images via and rochelle greayer

This post is sponsored by Lowes.   I am not an employee of Lowes and all opinions are my own.  See the other posts in this series. 



At this stage in my life, party recovery takes a long time.  It is a sad state of affairs, but this one was worth it.  Tower Hill Botanic Garden played host to one of the prettiest launch parties I’ve ever seen (and I have been to precisely one book/ newspaper launch party so I speak with great authority on this).   We launched my book – Cultivating Garden Style and PITH + VIGOR in grand style – I really can’t decide what the best part was….

The cake? (By my very talented friend Sue who owns Harvard Sweet Boutique)

PITH + VIGOR Launch party cake by Kelly Fitzsimmons photography for Studio 'g'

PITH + VIGOR Launch party cake by Kelly Fitzsimmons photography for Studio 'g'

Or was it that my parents and sister flew in from Colorado and Virginia to surprise me? And they really did surprise me!! (that is them in the middle looking all proud…)

PITH + VIGOR and Cultivating Garden Style Launch party - By Kelly Fitsimmons photogrpahy.

Or was it the beautiful gardens and Tower Hill‘s Limonaia?

Or was it all the amazing people and friends who showed up to celebrate with me?  You guys are the best.
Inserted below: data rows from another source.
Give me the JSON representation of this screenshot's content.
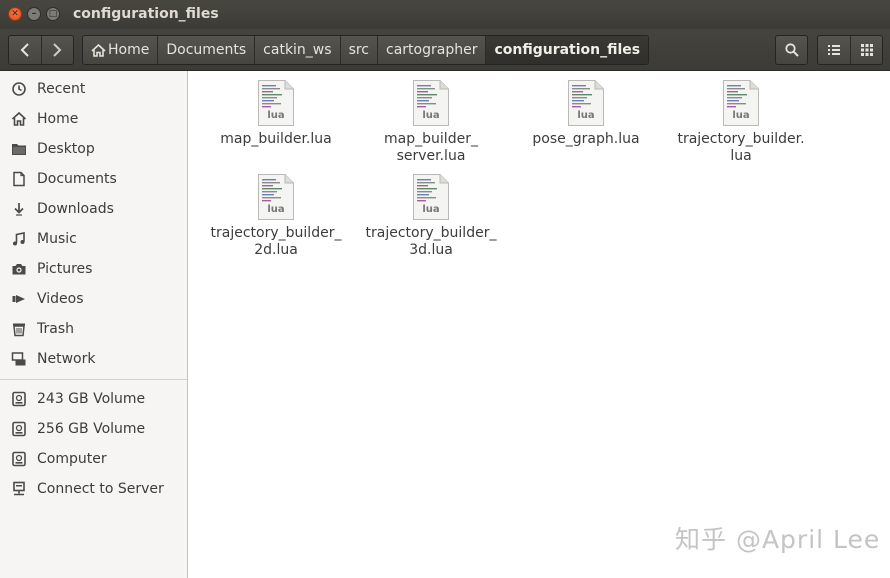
{
  "window": {
    "title": "configuration_files"
  },
  "toolbar": {
    "breadcrumbs": [
      "Home",
      "Documents",
      "catkin_ws",
      "src",
      "cartographer",
      "configuration_files"
    ]
  },
  "sidebar": {
    "places": [
      {
        "label": "Recent",
        "icon": "clock-icon"
      },
      {
        "label": "Home",
        "icon": "home-icon"
      },
      {
        "label": "Desktop",
        "icon": "folder-icon"
      },
      {
        "label": "Documents",
        "icon": "document-icon"
      },
      {
        "label": "Downloads",
        "icon": "download-icon"
      },
      {
        "label": "Music",
        "icon": "music-icon"
      },
      {
        "label": "Pictures",
        "icon": "camera-icon"
      },
      {
        "label": "Videos",
        "icon": "video-icon"
      },
      {
        "label": "Trash",
        "icon": "trash-icon"
      },
      {
        "label": "Network",
        "icon": "network-icon"
      }
    ],
    "devices": [
      {
        "label": "243 GB Volume",
        "icon": "drive-icon"
      },
      {
        "label": "256 GB Volume",
        "icon": "drive-icon"
      },
      {
        "label": "Computer",
        "icon": "drive-icon"
      },
      {
        "label": "Connect to Server",
        "icon": "server-icon"
      }
    ]
  },
  "files": [
    {
      "name_lines": [
        "map_builder.lua"
      ],
      "badge": "lua"
    },
    {
      "name_lines": [
        "map_builder_",
        "server.lua"
      ],
      "badge": "lua"
    },
    {
      "name_lines": [
        "pose_graph.lua"
      ],
      "badge": "lua"
    },
    {
      "name_lines": [
        "trajectory_builder.",
        "lua"
      ],
      "badge": "lua"
    },
    {
      "name_lines": [
        "trajectory_builder_",
        "2d.lua"
      ],
      "badge": "lua"
    },
    {
      "name_lines": [
        "trajectory_builder_",
        "3d.lua"
      ],
      "badge": "lua"
    }
  ],
  "watermark": "知乎 @April Lee"
}
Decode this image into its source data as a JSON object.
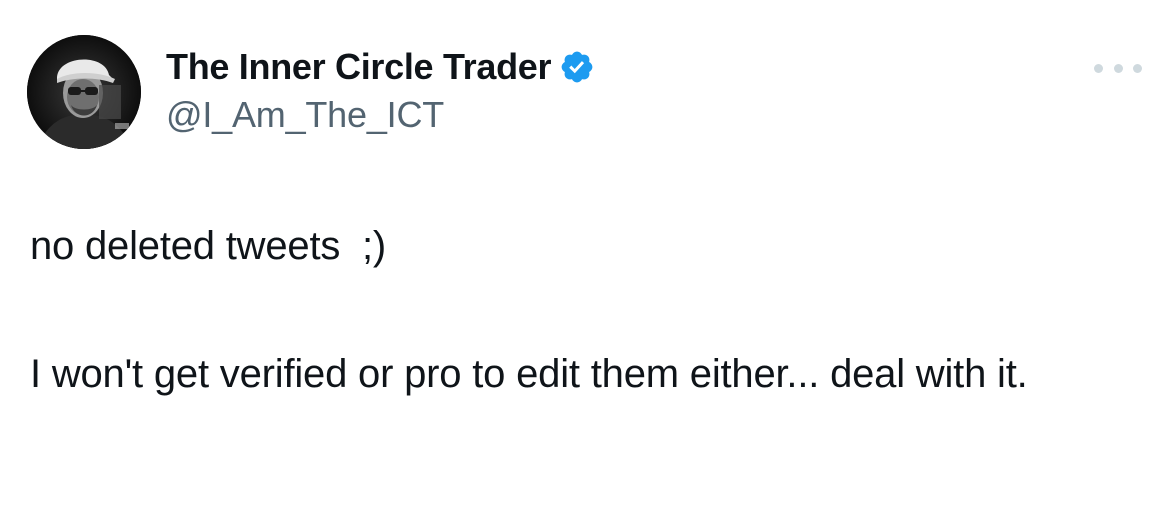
{
  "author": {
    "display_name": "The Inner Circle Trader",
    "handle": "@I_Am_The_ICT",
    "verified": true,
    "verified_color": "#1d9bf0"
  },
  "menu": {
    "icon": "more-horizontal-icon"
  },
  "tweet": {
    "paragraphs": [
      "no deleted tweets  ;)",
      "I won't get verified or pro to edit them either... deal with it."
    ]
  },
  "colors": {
    "text_primary": "#0f1419",
    "text_secondary": "#536471",
    "dots": "#cfd9de"
  }
}
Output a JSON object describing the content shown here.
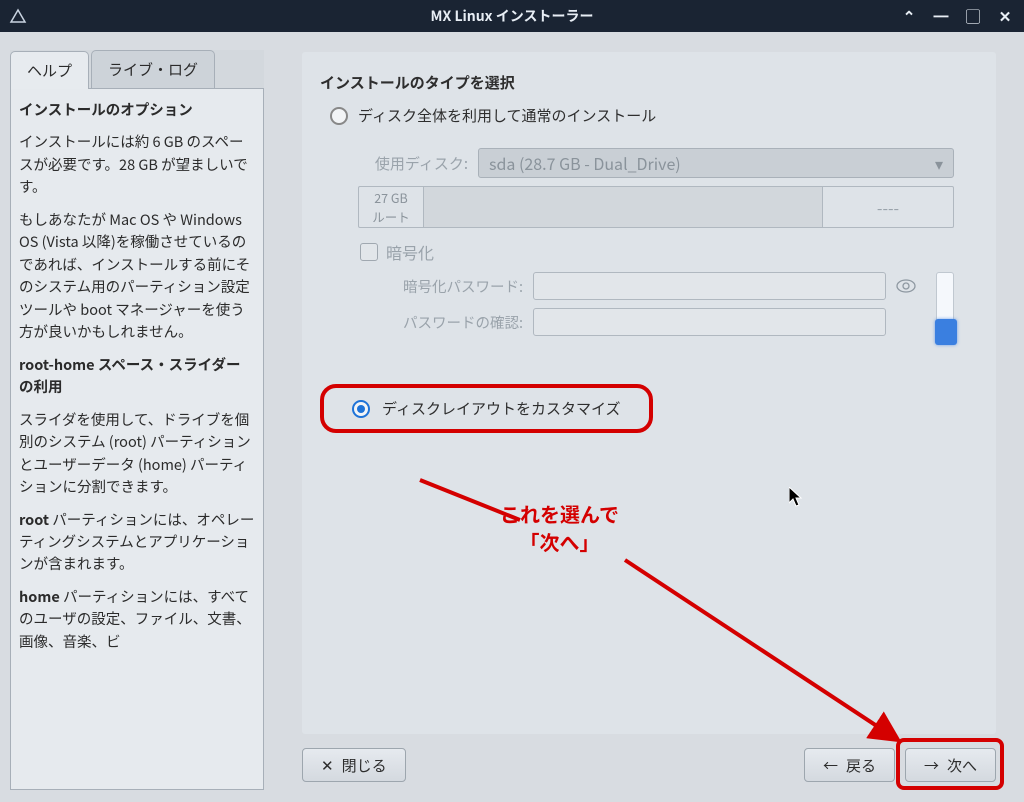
{
  "titlebar": {
    "title": "MX Linux インストーラー"
  },
  "tabs": {
    "help": "ヘルプ",
    "livelog": "ライブ・ログ"
  },
  "help": {
    "h1": "インストールのオプション",
    "p1": "インストールには約 6 GB のスペースが必要です。28 GB が望ましいです。",
    "p2": "もしあなたが Mac OS や Windows OS (Vista 以降)を稼働させているのであれば、インストールする前にそのシステム用のパーティション設定ツールや boot マネージャーを使う方が良いかもしれません。",
    "h2": "root-home スペース・スライダーの利用",
    "p3": "スライダを使用して、ドライブを個別のシステム (root) パーティションとユーザーデータ (home) パーティションに分割できます。",
    "p4a": "root",
    "p4b": " パーティションには、オペレーティングシステムとアプリケーションが含まれます。",
    "p5a": "home",
    "p5b": " パーティションには、すべてのユーザの設定、ファイル、文書、画像、音楽、ビ"
  },
  "main": {
    "section_title": "インストールのタイプを選択",
    "radio_full": "ディスク全体を利用して通常のインストール",
    "use_disk_label": "使用ディスク:",
    "disk_value": "sda (28.7 GB - Dual_Drive)",
    "part_size": "27 GB",
    "part_mount": "ルート",
    "part_right": "----",
    "encrypt_label": "暗号化",
    "pw_label": "暗号化パスワード:",
    "pw_confirm_label": "パスワードの確認:",
    "radio_custom": "ディスクレイアウトをカスタマイズ"
  },
  "annotation": {
    "line1": "これを選んで",
    "line2": "「次へ」"
  },
  "buttons": {
    "close": "閉じる",
    "back": "戻る",
    "next": "次へ"
  }
}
Or how about all these pictures? – taken by the most excellent Kelly Fitzsimmons.  (Woe – there is never a good shot of the photographer!!)
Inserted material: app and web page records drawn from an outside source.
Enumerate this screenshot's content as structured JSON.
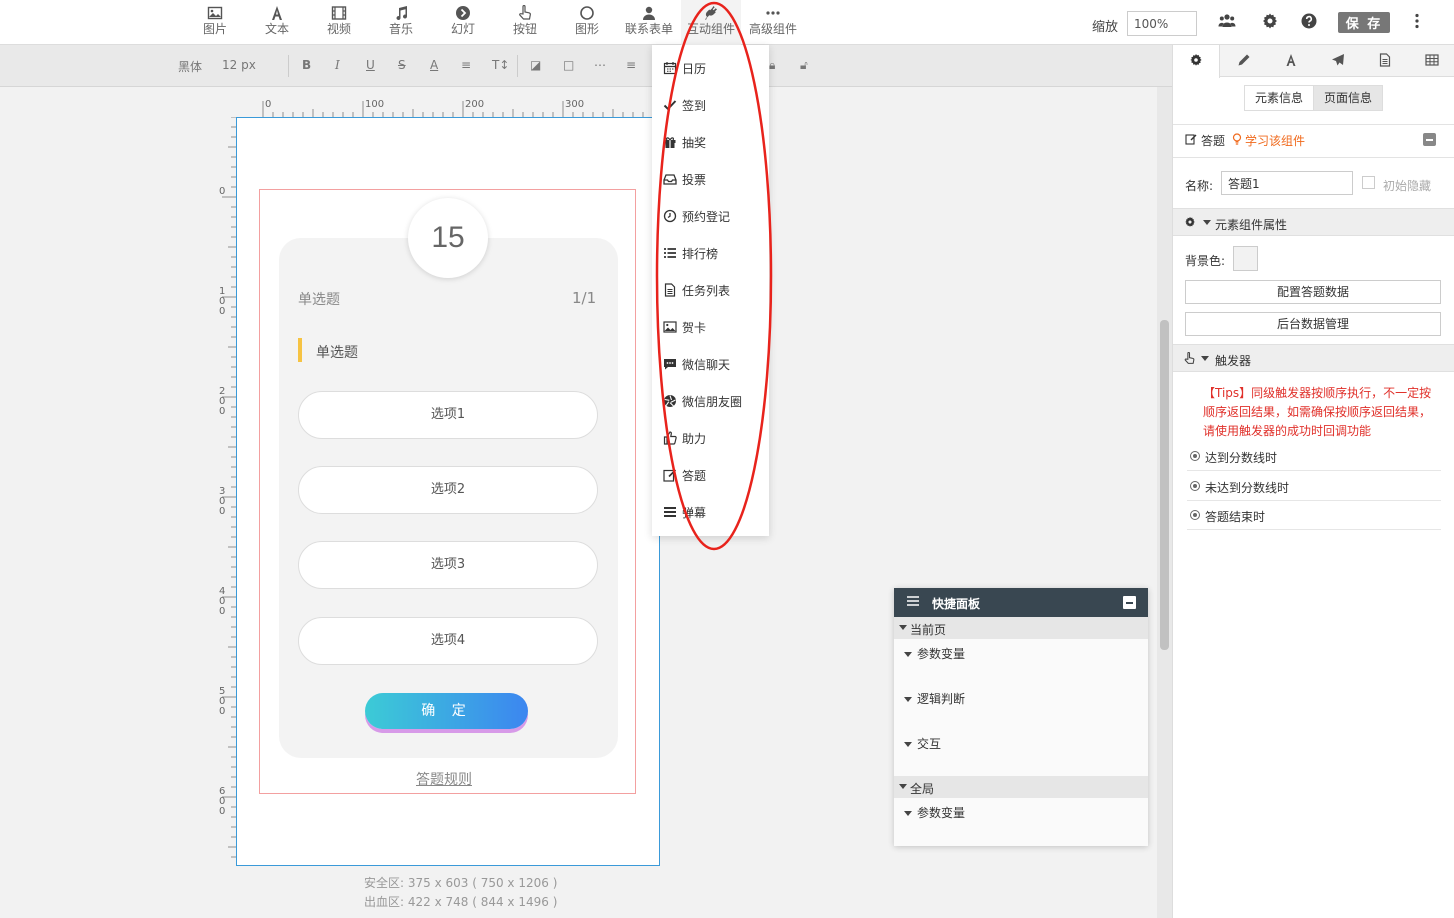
{
  "toolbar": {
    "items": [
      {
        "label": "图片",
        "icon": "image-icon"
      },
      {
        "label": "文本",
        "icon": "text-icon"
      },
      {
        "label": "视频",
        "icon": "video-icon"
      },
      {
        "label": "音乐",
        "icon": "music-icon"
      },
      {
        "label": "幻灯",
        "icon": "slideshow-icon"
      },
      {
        "label": "按钮",
        "icon": "hand-pointer-icon"
      },
      {
        "label": "图形",
        "icon": "circle-shape-icon"
      },
      {
        "label": "联系表单",
        "icon": "user-icon"
      },
      {
        "label": "互动组件",
        "icon": "plug-icon"
      },
      {
        "label": "高级组件",
        "icon": "more-icon"
      }
    ],
    "zoom_label": "缩放",
    "zoom_value": "100%",
    "save_label": "保 存"
  },
  "format_bar": {
    "font_family": "黑体",
    "font_size": "12 px"
  },
  "interactive_menu": {
    "items": [
      {
        "label": "日历",
        "icon": "calendar-icon"
      },
      {
        "label": "签到",
        "icon": "check-icon"
      },
      {
        "label": "抽奖",
        "icon": "gift-icon"
      },
      {
        "label": "投票",
        "icon": "inbox-icon"
      },
      {
        "label": "预约登记",
        "icon": "clock-icon"
      },
      {
        "label": "排行榜",
        "icon": "list-icon"
      },
      {
        "label": "任务列表",
        "icon": "document-icon"
      },
      {
        "label": "贺卡",
        "icon": "picture-icon"
      },
      {
        "label": "微信聊天",
        "icon": "chat-icon"
      },
      {
        "label": "微信朋友圈",
        "icon": "aperture-icon"
      },
      {
        "label": "助力",
        "icon": "thumbs-up-icon"
      },
      {
        "label": "答题",
        "icon": "edit-icon"
      },
      {
        "label": "弹幕",
        "icon": "bars-icon"
      }
    ]
  },
  "canvas": {
    "ruler_top_labels": [
      "0",
      "100",
      "200",
      "300"
    ],
    "ruler_left_labels": [
      "0",
      "100",
      "200",
      "300",
      "400",
      "500",
      "600"
    ],
    "timer": "15",
    "question_type": "单选题",
    "question_count": "1/1",
    "question_title": "单选题",
    "options": [
      "选项1",
      "选项2",
      "选项3",
      "选项4"
    ],
    "confirm_label": "确 定",
    "rules_label": "答题规则",
    "safe_area": "安全区: 375 x 603 ( 750 x 1206 )",
    "bleed_area": "出血区: 422 x 748 ( 844 x 1496 )"
  },
  "right_panel": {
    "seg_element": "元素信息",
    "seg_page": "页面信息",
    "component_name": "答题",
    "learn_link": "学习该组件",
    "name_label": "名称:",
    "name_value": "答题1",
    "hide_label": "初始隐藏",
    "props_section": "元素组件属性",
    "bg_label": "背景色:",
    "config_btn": "配置答题数据",
    "backend_btn": "后台数据管理",
    "trigger_section": "触发器",
    "tips": "【Tips】同级触发器按顺序执行，不一定按顺序返回结果，如需确保按顺序返回结果，请使用触发器的成功时回调功能",
    "triggers": [
      "达到分数线时",
      "未达到分数线时",
      "答题结束时"
    ]
  },
  "quick_panel": {
    "title": "快捷面板",
    "current_page": "当前页",
    "current_items": [
      "参数变量",
      "逻辑判断",
      "交互"
    ],
    "global": "全局",
    "global_items": [
      "参数变量"
    ]
  },
  "colors": {
    "annotation_red": "#e8231c",
    "stage_border": "#3a9ad9",
    "confirm_gradient_start": "#3ccbd6",
    "confirm_gradient_end": "#3c86f0",
    "tips_red": "#e0302a",
    "quick_panel_header": "#394751"
  }
}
What a whirlwind it all was. This all went down last Wednesday – I think I started feeling energetic again around Sunday afternoon….and here it is a whole week later before I get the post up. C’est la vie.

It was quite an event.  I could not be more grateful.

I hope you enjoy the pics as much as we all enjoyed the party.


all images by Kelly Fitzsimmons


It feels so good to have the pergola mostly finished (we still have to stain it but we’ve relented…that just isn’t going to happen until spring).  We had a little gathering of friends and hastily put up some lights so that we could see at night and so that we had a little ambiance.

by rochelle greayer

Without a doubt these lights did the trick, but we found them to be incredibly fragile and in the course of stringing them up and despite our extreme care, quite a few broke.  These will continue to serve the purpose until they have to be taken down for the staining….but I worry that they will look even more shoddy by spring and I am certain they will not fair well in the taking down and putting back up.  by rochelle greayer

So I am shopping for something with the same warm light and that imparts light that is helpful for evening activities, but isn’t too harsh, isn’t too bright or not enough, and is just a little different.   I love little white twinkle lights, but I’m desiring something else.   by rochelle greayer

So, I’m excited to find these:

lighting for the patio

1. Brown Edison Bulb String Lights – These will I hope be much more durable and interesting than the fragile balls that I used.  I think a few diagonal swags across the width of the structure will be perfect.
2. Black Chandelier String Lights  – Can I wrap more lights around this fixture (I really want to beef up the base)?  I hope so — would be so cool to hang two of them.
3. Copper Wire String Lights – I discovered these last winter and they are great for decorating plants that can’t otherwise hold lights (without damaging them).  FWIW, it isn’t a good idea to wrap trunks (like in this product photo – unless it is for a short period of time).

I’m debating if this will all be too much?  And if it is, which would I cut? hmmm….

Images by rochelle greayer

This post is sponsored by Lowes.   I am not an employee of Lowes and all opinions are my own.  See the other posts in this series.